> _Given records_
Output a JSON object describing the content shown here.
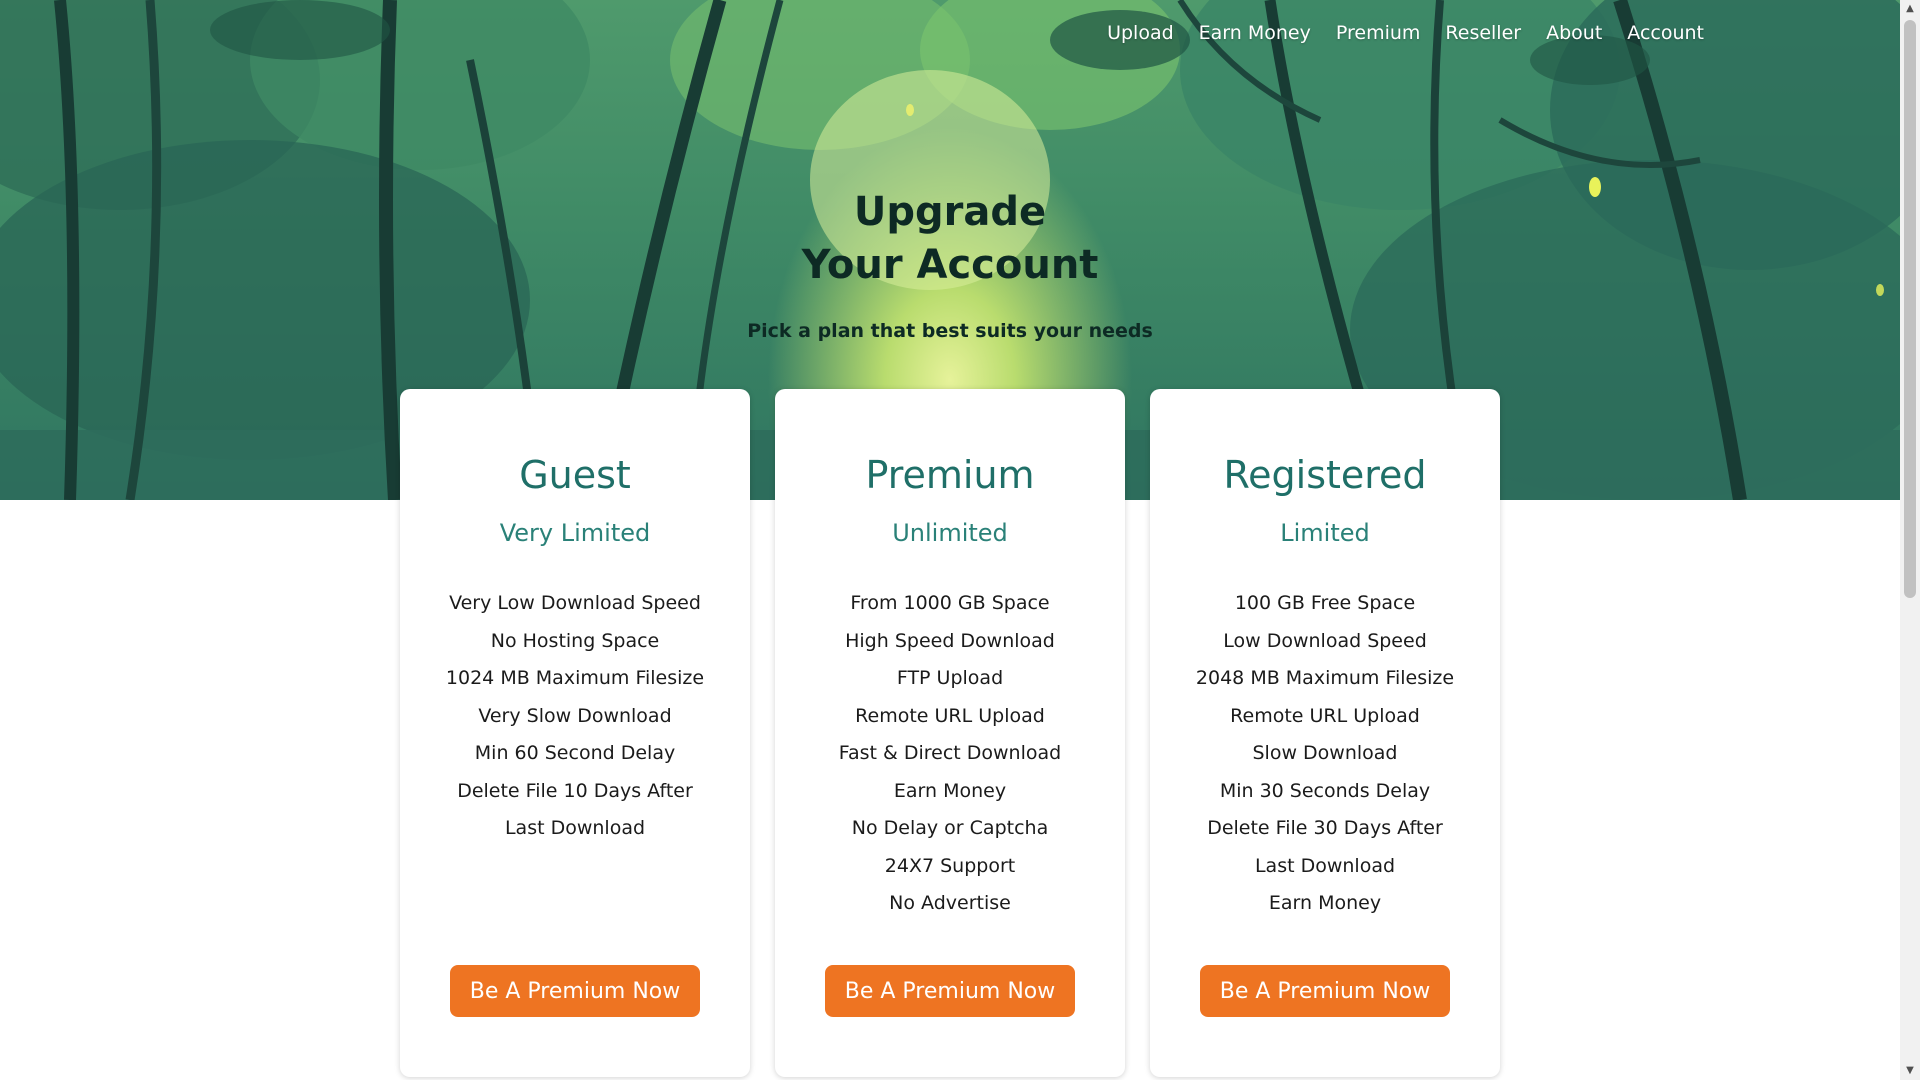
{
  "nav": {
    "items": [
      "Upload",
      "Earn Money",
      "Premium",
      "Reseller",
      "About",
      "Account"
    ]
  },
  "hero": {
    "title_line1": "Upgrade",
    "title_line2": "Your Account",
    "subtitle": "Pick a plan that best suits your needs"
  },
  "plans": [
    {
      "name": "Guest",
      "tier": "Very Limited",
      "features": [
        "Very Low Download Speed",
        "No Hosting Space",
        "1024 MB Maximum Filesize",
        "Very Slow Download",
        "Min 60 Second Delay",
        "Delete File 10 Days After",
        "Last Download"
      ],
      "button": "Be A Premium Now"
    },
    {
      "name": "Premium",
      "tier": "Unlimited",
      "features": [
        "From 1000 GB Space",
        "High Speed Download",
        "FTP Upload",
        "Remote URL Upload",
        "Fast & Direct Download",
        "Earn Money",
        "No Delay or Captcha",
        "24X7 Support",
        "No Advertise"
      ],
      "button": "Be A Premium Now"
    },
    {
      "name": "Registered",
      "tier": "Limited",
      "features": [
        "100 GB Free Space",
        "Low Download Speed",
        "2048 MB Maximum Filesize",
        "Remote URL Upload",
        "Slow Download",
        "Min 30 Seconds Delay",
        "Delete File 30 Days After",
        "Last Download",
        "Earn Money"
      ],
      "button": "Be A Premium Now"
    }
  ],
  "colors": {
    "accent_button": "#ee7422",
    "plan_title": "#1f6f68",
    "hero_text": "#0d2a24"
  },
  "icons": {
    "scroll_up": "triangle-up",
    "scroll_down": "triangle-down"
  }
}
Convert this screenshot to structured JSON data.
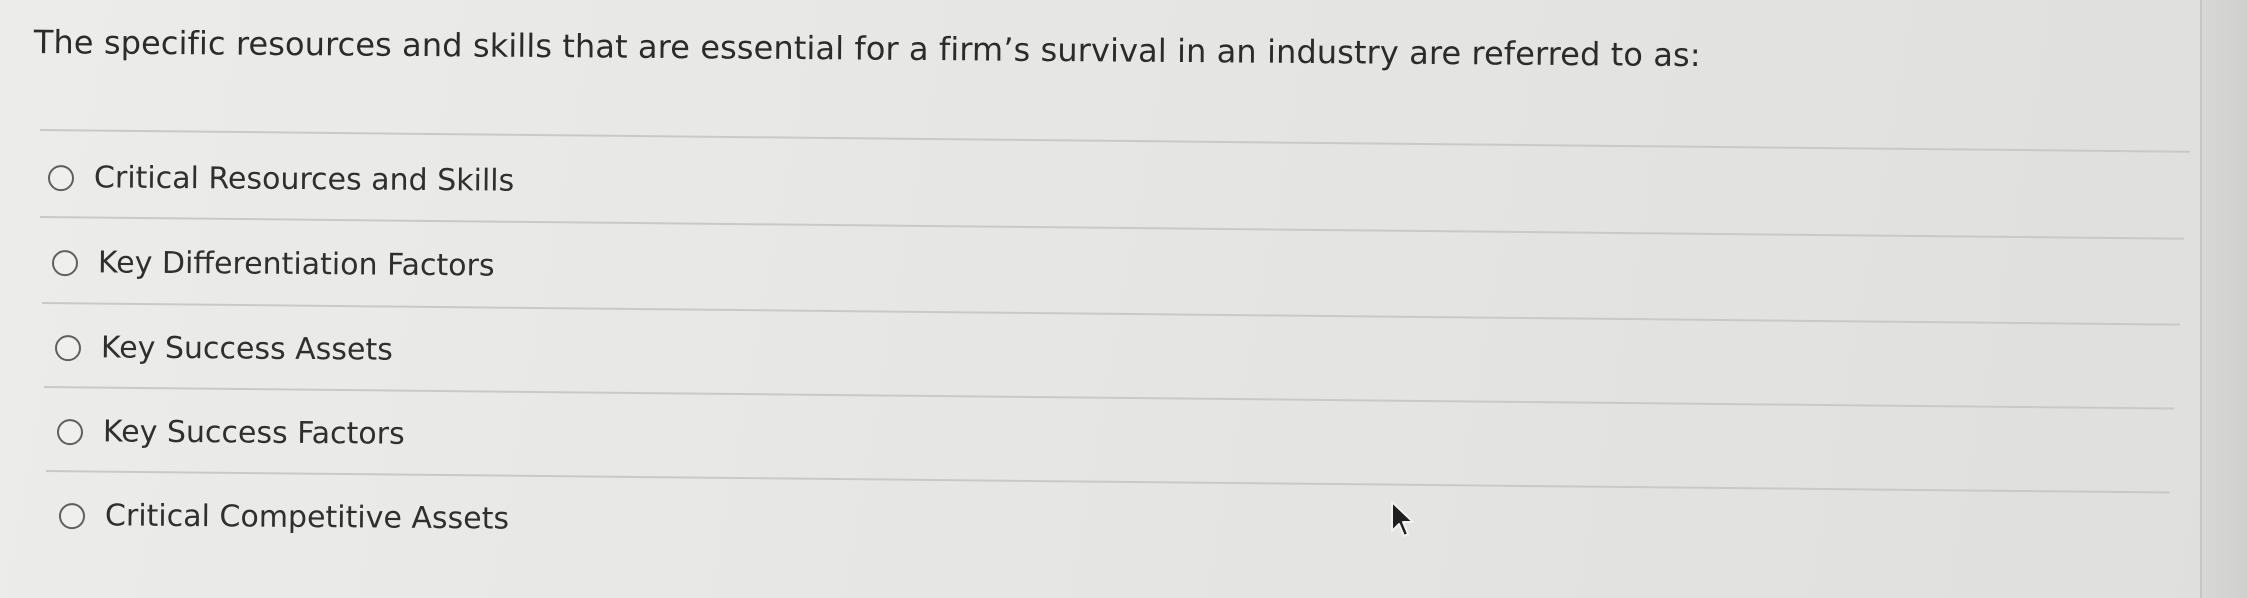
{
  "question": {
    "text": "The specific resources and skills that are essential for a firm’s survival in an industry are referred to as:"
  },
  "options": [
    {
      "label": "Critical Resources and Skills",
      "selected": false
    },
    {
      "label": "Key Differentiation Factors",
      "selected": false
    },
    {
      "label": "Key Success Assets",
      "selected": false
    },
    {
      "label": "Key Success Factors",
      "selected": false
    },
    {
      "label": "Critical Competitive Assets",
      "selected": false
    }
  ],
  "icons": {
    "radio": "radio-button-icon",
    "cursor": "mouse-pointer-icon"
  }
}
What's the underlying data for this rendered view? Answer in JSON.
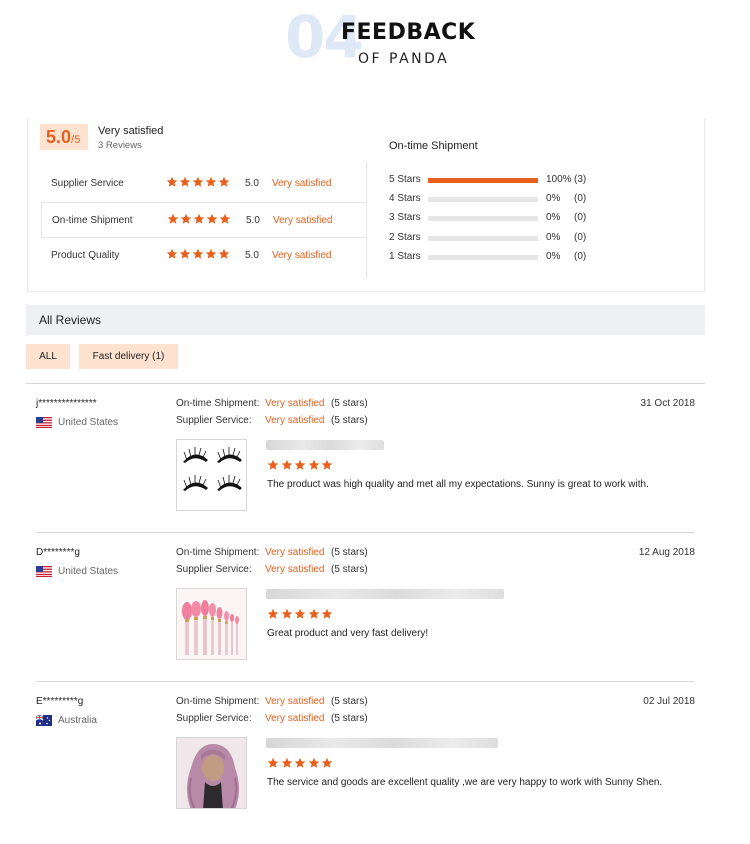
{
  "header": {
    "number": "04",
    "title": "FEEDBACK",
    "subtitle": "OF PANDA"
  },
  "summary": {
    "score": "5.0",
    "score_suffix": "/5",
    "overall_label": "Very satisfied",
    "review_count": "3 Reviews",
    "categories": [
      {
        "label": "Supplier Service",
        "score": "5.0",
        "status": "Very satisfied",
        "stars": 5
      },
      {
        "label": "On-time Shipment",
        "score": "5.0",
        "status": "Very satisfied",
        "stars": 5
      },
      {
        "label": "Product Quality",
        "score": "5.0",
        "status": "Very satisfied",
        "stars": 5
      }
    ],
    "distribution_title": "On-time Shipment",
    "distribution": [
      {
        "label": "5 Stars",
        "percent": "100%",
        "count": "(3)",
        "fill": 1.0
      },
      {
        "label": "4 Stars",
        "percent": "0%",
        "count": "(0)",
        "fill": 0
      },
      {
        "label": "3 Stars",
        "percent": "0%",
        "count": "(0)",
        "fill": 0
      },
      {
        "label": "2 Stars",
        "percent": "0%",
        "count": "(0)",
        "fill": 0
      },
      {
        "label": "1 Stars",
        "percent": "0%",
        "count": "(0)",
        "fill": 0
      }
    ]
  },
  "reviews_section": {
    "title": "All Reviews",
    "filters": [
      {
        "label": "ALL"
      },
      {
        "label": "Fast delivery (1)"
      }
    ]
  },
  "reviews": [
    {
      "user": "j***************",
      "country": "United States",
      "flag": "us",
      "shipment_label": "On-time Shipment:",
      "shipment_value": "Very satisfied",
      "shipment_stars": "(5 stars)",
      "service_label": "Supplier Service:",
      "service_value": "Very satisfied",
      "service_stars": "(5 stars)",
      "date": "31 Oct 2018",
      "rating": 5,
      "text": "The product was high quality and met all my expectations. Sunny is great to work with.",
      "image": "lashes"
    },
    {
      "user": "D********g",
      "country": "United States",
      "flag": "us",
      "shipment_label": "On-time Shipment:",
      "shipment_value": "Very satisfied",
      "shipment_stars": "(5 stars)",
      "service_label": "Supplier Service:",
      "service_value": "Very satisfied",
      "service_stars": "(5 stars)",
      "date": "12 Aug 2018",
      "rating": 5,
      "text": "Great product and very fast delivery!",
      "image": "brushes"
    },
    {
      "user": "E*********g",
      "country": "Australia",
      "flag": "au",
      "shipment_label": "On-time Shipment:",
      "shipment_value": "Very satisfied",
      "shipment_stars": "(5 stars)",
      "service_label": "Supplier Service:",
      "service_value": "Very satisfied",
      "service_stars": "(5 stars)",
      "date": "02 Jul 2018",
      "rating": 5,
      "text": "The service and goods are excellent quality ,we are very happy to work with Sunny Shen.",
      "image": "wig"
    }
  ],
  "colors": {
    "accent": "#e8601c",
    "badge_bg": "#fde2d0",
    "section_bg": "#eef0f3"
  }
}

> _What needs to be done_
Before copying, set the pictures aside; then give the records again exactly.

> _Expected answer_
Output a JSON object describing the content shown here.
{
  "nav": {
    "items": [
      "Upload",
      "Earn Money",
      "Premium",
      "Reseller",
      "About",
      "Account"
    ]
  },
  "hero": {
    "title_line1": "Upgrade",
    "title_line2": "Your Account",
    "subtitle": "Pick a plan that best suits your needs"
  },
  "plans": [
    {
      "name": "Guest",
      "tier": "Very Limited",
      "features": [
        "Very Low Download Speed",
        "No Hosting Space",
        "1024 MB Maximum Filesize",
        "Very Slow Download",
        "Min 60 Second Delay",
        "Delete File 10 Days After",
        "Last Download"
      ],
      "button": "Be A Premium Now"
    },
    {
      "name": "Premium",
      "tier": "Unlimited",
      "features": [
        "From 1000 GB Space",
        "High Speed Download",
        "FTP Upload",
        "Remote URL Upload",
        "Fast & Direct Download",
        "Earn Money",
        "No Delay or Captcha",
        "24X7 Support",
        "No Advertise"
      ],
      "button": "Be A Premium Now"
    },
    {
      "name": "Registered",
      "tier": "Limited",
      "features": [
        "100 GB Free Space",
        "Low Download Speed",
        "2048 MB Maximum Filesize",
        "Remote URL Upload",
        "Slow Download",
        "Min 30 Seconds Delay",
        "Delete File 30 Days After",
        "Last Download",
        "Earn Money"
      ],
      "button": "Be A Premium Now"
    }
  ],
  "colors": {
    "accent_button": "#ee7422",
    "plan_title": "#1f6f68",
    "hero_text": "#0d2a24"
  },
  "icons": {
    "scroll_up": "triangle-up",
    "scroll_down": "triangle-down"
  }
}
Convert this screenshot to structured JSON data.
{
  "question": {
    "text": "The specific resources and skills that are essential for a firm’s survival in an industry are referred to as:"
  },
  "options": [
    {
      "label": "Critical Resources and Skills",
      "selected": false
    },
    {
      "label": "Key Differentiation Factors",
      "selected": false
    },
    {
      "label": "Key Success Assets",
      "selected": false
    },
    {
      "label": "Key Success Factors",
      "selected": false
    },
    {
      "label": "Critical Competitive Assets",
      "selected": false
    }
  ],
  "icons": {
    "radio": "radio-button-icon",
    "cursor": "mouse-pointer-icon"
  }
}
What's the underlying data for this rendered view? Answer in JSON.
{
  "header": {
    "number": "04",
    "title": "FEEDBACK",
    "subtitle": "OF PANDA"
  },
  "summary": {
    "score": "5.0",
    "score_suffix": "/5",
    "overall_label": "Very satisfied",
    "review_count": "3 Reviews",
    "categories": [
      {
        "label": "Supplier Service",
        "score": "5.0",
        "status": "Very satisfied",
        "stars": 5
      },
      {
        "label": "On-time Shipment",
        "score": "5.0",
        "status": "Very satisfied",
        "stars": 5
      },
      {
        "label": "Product Quality",
        "score": "5.0",
        "status": "Very satisfied",
        "stars": 5
      }
    ],
    "distribution_title": "On-time Shipment",
    "distribution": [
      {
        "label": "5 Stars",
        "percent": "100%",
        "count": "(3)",
        "fill": 1.0
      },
      {
        "label": "4 Stars",
        "percent": "0%",
        "count": "(0)",
        "fill": 0
      },
      {
        "label": "3 Stars",
        "percent": "0%",
        "count": "(0)",
        "fill": 0
      },
      {
        "label": "2 Stars",
        "percent": "0%",
        "count": "(0)",
        "fill": 0
      },
      {
        "label": "1 Stars",
        "percent": "0%",
        "count": "(0)",
        "fill": 0
      }
    ]
  },
  "reviews_section": {
    "title": "All Reviews",
    "filters": [
      {
        "label": "ALL"
      },
      {
        "label": "Fast delivery (1)"
      }
    ]
  },
  "reviews": [
    {
      "user": "j***************",
      "country": "United States",
      "flag": "us",
      "shipment_label": "On-time Shipment:",
      "shipment_value": "Very satisfied",
      "shipment_stars": "(5 stars)",
      "service_label": "Supplier Service:",
      "service_value": "Very satisfied",
      "service_stars": "(5 stars)",
      "date": "31 Oct 2018",
      "rating": 5,
      "text": "The product was high quality and met all my expectations. Sunny is great to work with.",
      "image": "lashes"
    },
    {
      "user": "D********g",
      "country": "United States",
      "flag": "us",
      "shipment_label": "On-time Shipment:",
      "shipment_value": "Very satisfied",
      "shipment_stars": "(5 stars)",
      "service_label": "Supplier Service:",
      "service_value": "Very satisfied",
      "service_stars": "(5 stars)",
      "date": "12 Aug 2018",
      "rating": 5,
      "text": "Great product and very fast delivery!",
      "image": "brushes"
    },
    {
      "user": "E*********g",
      "country": "Australia",
      "flag": "au",
      "shipment_label": "On-time Shipment:",
      "shipment_value": "Very satisfied",
      "shipment_stars": "(5 stars)",
      "service_label": "Supplier Service:",
      "service_value": "Very satisfied",
      "service_stars": "(5 stars)",
      "date": "02 Jul 2018",
      "rating": 5,
      "text": "The service and goods are excellent quality ,we are very happy to work with Sunny Shen.",
      "image": "wig"
    }
  ],
  "colors": {
    "accent": "#e8601c",
    "badge_bg": "#fde2d0",
    "section_bg": "#eef0f3"
  }
}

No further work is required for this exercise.